Enterprises use proxies for traffic shaping within the enterprise. The agents themselves need to be proxy aware to enable the command-and-control to communicate instructions in and out of the enterprise.
About 10% of the enterprise botnets examined by the Damballa researchers were designed to infect a specific company network. The malware making up the botnet was created by toolkits that can be purchased on hacker websites. Ollmann said the botnets targeting specific company networks were either designed by an insider or by a former employee creating a backdoor into the company network.

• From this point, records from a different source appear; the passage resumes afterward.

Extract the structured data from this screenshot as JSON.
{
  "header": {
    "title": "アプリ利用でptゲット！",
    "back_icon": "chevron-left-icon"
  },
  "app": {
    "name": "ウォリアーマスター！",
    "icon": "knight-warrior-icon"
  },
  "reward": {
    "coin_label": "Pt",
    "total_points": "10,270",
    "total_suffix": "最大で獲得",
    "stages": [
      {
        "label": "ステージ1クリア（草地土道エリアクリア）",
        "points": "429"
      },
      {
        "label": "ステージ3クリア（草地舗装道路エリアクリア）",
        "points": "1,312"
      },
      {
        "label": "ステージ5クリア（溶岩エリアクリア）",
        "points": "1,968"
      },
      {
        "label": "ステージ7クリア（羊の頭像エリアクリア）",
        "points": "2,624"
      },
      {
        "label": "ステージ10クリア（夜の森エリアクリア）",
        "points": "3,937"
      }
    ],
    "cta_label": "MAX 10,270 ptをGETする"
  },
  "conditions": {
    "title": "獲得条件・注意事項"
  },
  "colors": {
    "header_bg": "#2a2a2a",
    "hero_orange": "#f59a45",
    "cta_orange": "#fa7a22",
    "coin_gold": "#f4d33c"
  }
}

"The problem with using these DIY kits is that they are often backdoored themselves by the authors of the malware," Ollmann said. "These small botnets tuned to a particular organization often have more than one command-and-control channel creating an even bigger problem for enterprises."
The Damballa research is important, according to Ollmann, because until now, most security professionals were comfortable with the method of quarantining and eradicating a single piece of malware and then scanning an infected client for additional infections. Ollmann said some firms are also eradicating the malware by engaging in a method he calls "nuke and pave." Essentially, destroying all malware on an infected machine by whipping the hard drive and reimaging it, he said.
Another way to address the issue is to identify and block the command-and-control channel used by botnet operators to send instructions to the host.
"The command-and-control channel is the Achilles heel; [it is] the weakest point of the botnet operation," Ollmann said. "Shifting away from dealing with the botnet threat as a malware threat, and treating it as a network threat becomes much more efficient, scalable and easier to shut [botnets] down."